Another Deal Coming for the Bankers, Unlikely to Benefit Consumers

Dauphine Island       New reports have finally trickled out on a “last and final” deal between government regulators and the nation’s big banks over their irresponsible, immoral fleecing of consumers around home mortgages leaving millions as foreclosure victims.  Nothing about this settlement sounds really good for consumers particularly.  The whole thing smacks of end of the year, desk cleaning for government bureaucrats and bank lawyers looking to end the year with a big payday.

Take for example these snippets that have emerged on the deal so far:

  • Negotiations were top secret with word only coming out recently.
  • Cost of the paperwork trying to establish how banks fleeced consumers is mired in huge time sucking cost overruns (about 20 hours per loan file), and the estimated multi-year delays from these dilatory and expensive bank reviews could drag out for years.
  • Regulators proposed a $15 billion settlement on all outstanding matters, which would be cheap at 5 times that price, and the terms are already down to a potential $10 billion dollar deal.

You want to know more?  Are you sure?

All 14 of the major banks are reportedly ready to sign.  Let me tell you something for certain.  The only thing all 14 major banks would ever be ready to all sign is the list for a free lunch!    This all has the feeling of a velvet pillowcase being pulled over all of our heads so that the banks can get back to business without this in the background.  Was it only a week or two ago that we read the report that the banks are ticking off the Federal Reserve officials because they are profiteering on interest rates and refusing to move them down to the level allowed by the cheap money policy of the Reserve?  This settlement can be paid out of the margins of what they are fleecing on new loans right now!

What’s the money for?  According the Times report without them saying so, it’s “same ‘ol, same ‘ol.”  Almost $4 billion would be used as a pittance for people who have already lost their homes because of all of this chicanery.  The other $6 billion would be used to pad the balance sheets of the banks in the same way as past settlements:

Under the terms of the settlement being negotiated, $6 billion would come from banks to be used for relief for homeowners, including reducing their principal, helping them refinance and donating abandoned homes, the people said.

All of those things the banks should be doing on their own, and simply uses the money pitched in by the 14 banks to spread out losses on their balance sheets, transfers the money back to them in fact, and claiming “all the way to the bank” that they are helping their victims.

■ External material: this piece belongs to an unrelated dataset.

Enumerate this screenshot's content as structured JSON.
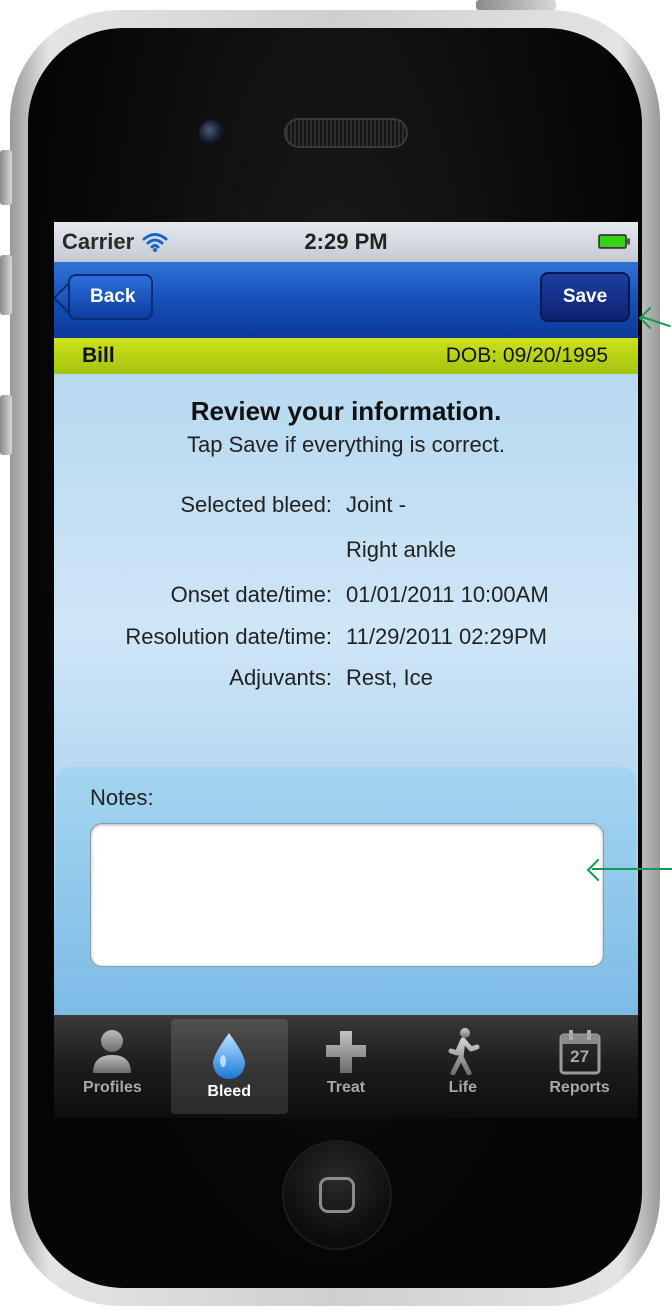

Hard to see any justice in this, but the point from the government and bankers seems to be to at least put us all out of the misery of continuing to read about it or foolishly hope that there will ever be any real relief or justice at the end of this fiasco.

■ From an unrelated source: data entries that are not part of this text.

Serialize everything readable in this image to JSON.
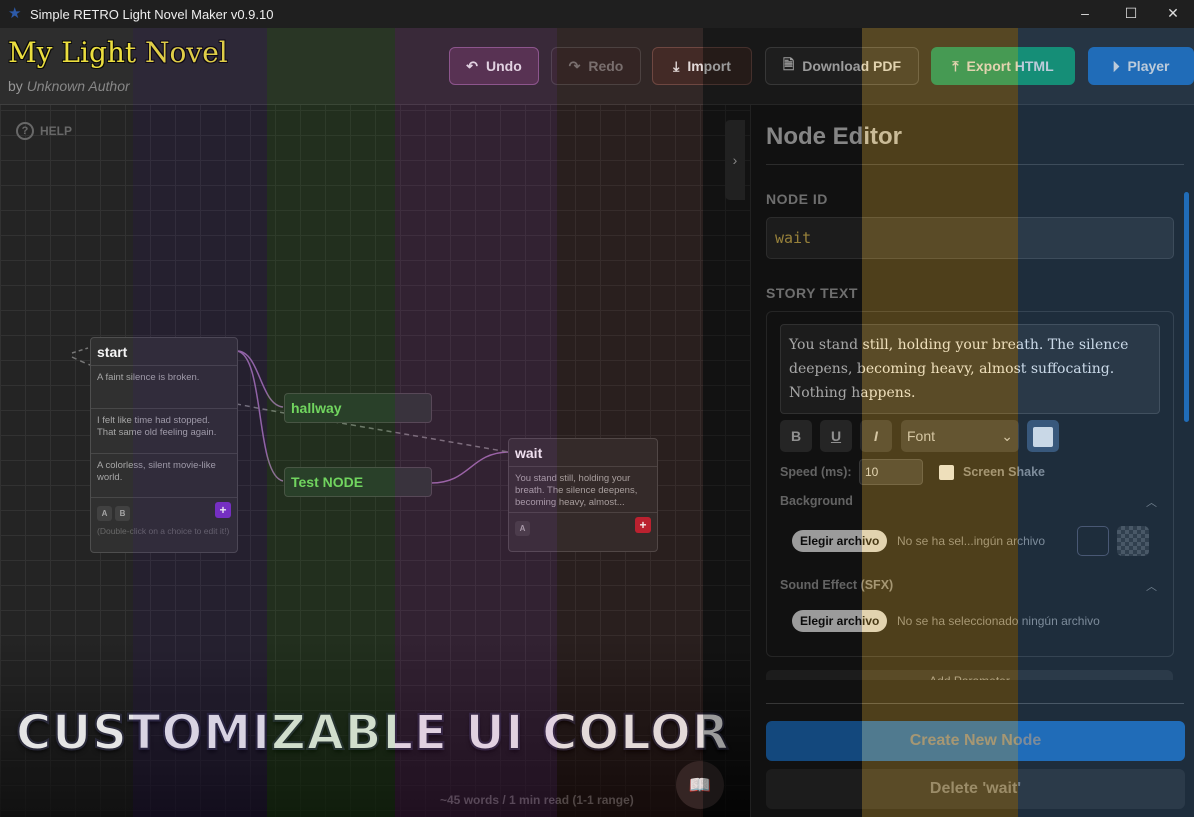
{
  "window": {
    "title": "Simple RETRO Light Novel Maker v0.9.10",
    "controls": [
      "minimize",
      "maximize",
      "close"
    ]
  },
  "header": {
    "title": "My Light Novel",
    "by": "by",
    "author": "Unknown Author",
    "buttons": {
      "undo": "Undo",
      "redo": "Redo",
      "import": "Import",
      "download_pdf": "Download PDF",
      "export_html": "Export HTML",
      "player": "Player"
    }
  },
  "canvas": {
    "help": "HELP",
    "nodes": {
      "start": {
        "title": "start",
        "choices": [
          "A faint silence is broken.",
          "I felt like time had stopped. That same old feeling again.",
          "A colorless, silent movie-like world."
        ],
        "tabs": [
          "A",
          "B"
        ],
        "hint": "(Double-click on a choice to edit it!)"
      },
      "hallway": {
        "title": "hallway"
      },
      "test": {
        "title": "Test NODE"
      },
      "wait": {
        "title": "wait",
        "text": "You stand still, holding your breath. The silence deepens, becoming heavy, almost...",
        "tabs": [
          "A"
        ]
      }
    },
    "banner": "CUSTOMIZABLE UI COLOR",
    "word_count": "~45 words / 1 min read (1-1 range)"
  },
  "panel": {
    "title": "Node Editor",
    "node_id_label": "NODE ID",
    "node_id": "wait",
    "story_label": "STORY TEXT",
    "story_text": "You stand still, holding your breath. The silence deepens, becoming heavy, almost suffocating. Nothing happens.",
    "format": {
      "bold": "B",
      "underline": "U",
      "italic": "I",
      "font": "Font"
    },
    "speed_label": "Speed (ms):",
    "speed": "10",
    "shake_label": "Screen Shake",
    "shake_checked": false,
    "background_label": "Background",
    "file_button": "Elegir archivo",
    "bg_file": "No se ha sel...ingún archivo",
    "sfx_label": "Sound Effect (SFX)",
    "sfx_file": "No se ha seleccionado ningún archivo",
    "add_param": "Add Parameter",
    "create": "Create New Node",
    "delete": "Delete 'wait'"
  },
  "colors": {
    "accent_green": "#0f9d6a",
    "accent_blue": "#1e6fc0",
    "title_yellow": "#f5e63a",
    "stripes": [
      "#808080",
      "#5a3ca0",
      "#3c8c28",
      "#a03ca0",
      "#963228",
      "#000000",
      "#c8961e",
      "#28649f"
    ]
  }
}
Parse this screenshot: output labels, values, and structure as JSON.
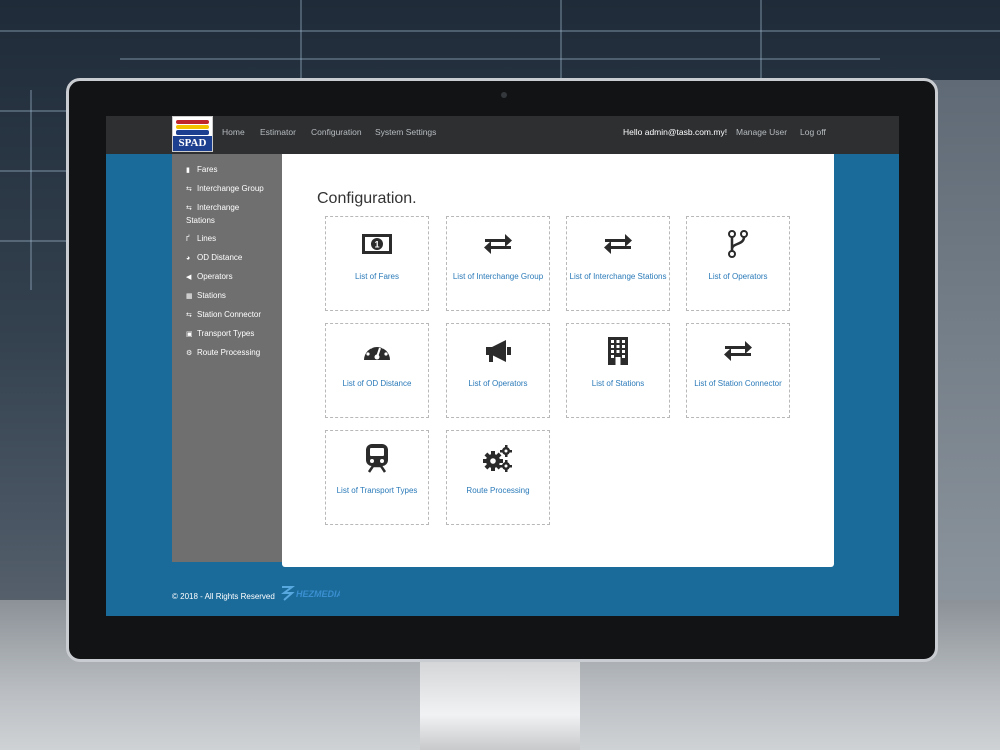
{
  "navbar": {
    "logo_text": "SPAD",
    "links": [
      "Home",
      "Estimator",
      "Configuration",
      "System Settings"
    ],
    "greeting": "Hello admin@tasb.com.my!",
    "manage_user": "Manage User",
    "logout": "Log off"
  },
  "sidebar": {
    "items": [
      {
        "label": "Fares",
        "icon": "money-icon"
      },
      {
        "label": "Interchange Group",
        "icon": "exchange-icon"
      },
      {
        "label": "Interchange Stations",
        "icon": "exchange-icon"
      },
      {
        "label": "Lines",
        "icon": "fork-icon"
      },
      {
        "label": "OD Distance",
        "icon": "dashboard-icon"
      },
      {
        "label": "Operators",
        "icon": "megaphone-icon"
      },
      {
        "label": "Stations",
        "icon": "building-icon"
      },
      {
        "label": "Station Connector",
        "icon": "exchange-icon"
      },
      {
        "label": "Transport Types",
        "icon": "train-icon"
      },
      {
        "label": "Route Processing",
        "icon": "gears-icon"
      }
    ]
  },
  "main": {
    "title": "Configuration.",
    "cards": [
      {
        "label": "List of Fares",
        "icon": "money-icon"
      },
      {
        "label": "List of Interchange Group",
        "icon": "exchange-icon"
      },
      {
        "label": "List of Interchange Stations",
        "icon": "exchange-icon"
      },
      {
        "label": "List of Operators",
        "icon": "fork-icon"
      },
      {
        "label": "List of OD Distance",
        "icon": "dashboard-icon"
      },
      {
        "label": "List of Operators",
        "icon": "megaphone-icon"
      },
      {
        "label": "List of Stations",
        "icon": "building-icon"
      },
      {
        "label": "List of Station Connector",
        "icon": "exchange-icon"
      },
      {
        "label": "List of Transport Types",
        "icon": "train-icon"
      },
      {
        "label": "Route Processing",
        "icon": "gears-icon"
      }
    ]
  },
  "footer": {
    "copyright": "© 2018 - All Rights Reserved",
    "brand": "HEZMEDIA"
  },
  "colors": {
    "navbar": "#2d2f31",
    "sidebar": "#6f6f6f",
    "page_bg": "#1a6a9a",
    "link": "#2a7ab9"
  }
}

Housing Help or More Bank Bailout?

foreclosureLafayette More headlines, and more hopelessness seems to emerge around housing policy in the United States as both homeowners and others desperate about the economy desperately read between the lines looking for an answer and only finding more cluelessness, even as some nuggets of the Obama Administration’s failed policies continue to slip out.  This time the proposals floated have to do with refinancing houses with Fannie Mae and Freddie Mac guaranteed mortgages and renting homes facing foreclosures.

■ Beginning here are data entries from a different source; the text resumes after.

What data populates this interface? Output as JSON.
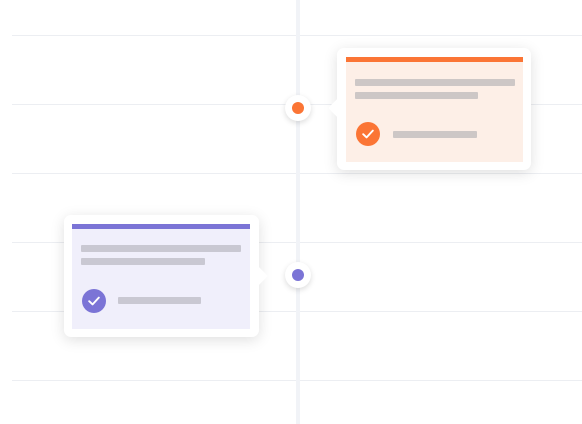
{
  "timeline": {
    "events": [
      {
        "id": "event-1",
        "side": "right",
        "accent_color": "#fb7535",
        "panel_color": "#fdefe7",
        "placeholder_color": "#cdc7c6",
        "checked": true,
        "icon": "check-icon"
      },
      {
        "id": "event-2",
        "side": "left",
        "accent_color": "#7b74d6",
        "panel_color": "#f0effb",
        "placeholder_color": "#c9c8d2",
        "checked": true,
        "icon": "check-icon"
      }
    ]
  }
}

No one can puzzle out whether or not homeowners facing foreclosure or owing more than 125% of what is now the current value of the house would be allowed to refinance, thereby making their homes affordable again.  I suspect not.  This would knock too hard on the door that the banks have continued to fortify which would involve writing down the value of the properties to the market, rather than continuing to pretend to modify at the wildly inflated pricing.  The Times article in its last line importantly noted:  “American homeowners currently owe some $700 billion more than their homes are worth.”  My god in heaven until that issue is addressed there is no plan for beleaguered homeowners facing the threat of foreclosures.

A refinancing program that focuses on other homes than represented by that $700 billion problem would give banks and the housing industry a shot in the arm on closing costs and fees in the moribund housing market.  This is all window dressing, not housing policy!

A Treasury Department official was quoted revealingly that Treasury was now hoarding more than half of the money allocated by TARP for foreclosure relief (almost $25 billion!) which has been an abject failure on all counts saying they wanted to save it to help pay down the deficit.  What patsies:  this is more chicken feed for the chickenhearted!

As a footnote to all of this we have to read about Warren Buffett being a “white knight” trying to prop up Bank of America still wallowing in its mess, and a new debate over whether or not Capital One might be getting “too big to fail.”  These are not the real issues, friends.

The other proposal has to do with renting out homes facing foreclosures but that would require some money to operate, some concessions from the banks which have not given an inch yet, and some recognition that tenancy is part of the future paradigm of citizen wealth, just as home ownership has been in the past.

Unfortunately no political or financial figures have been willing to walk that bridge to the future yet, so we’re still all falling into the ravine.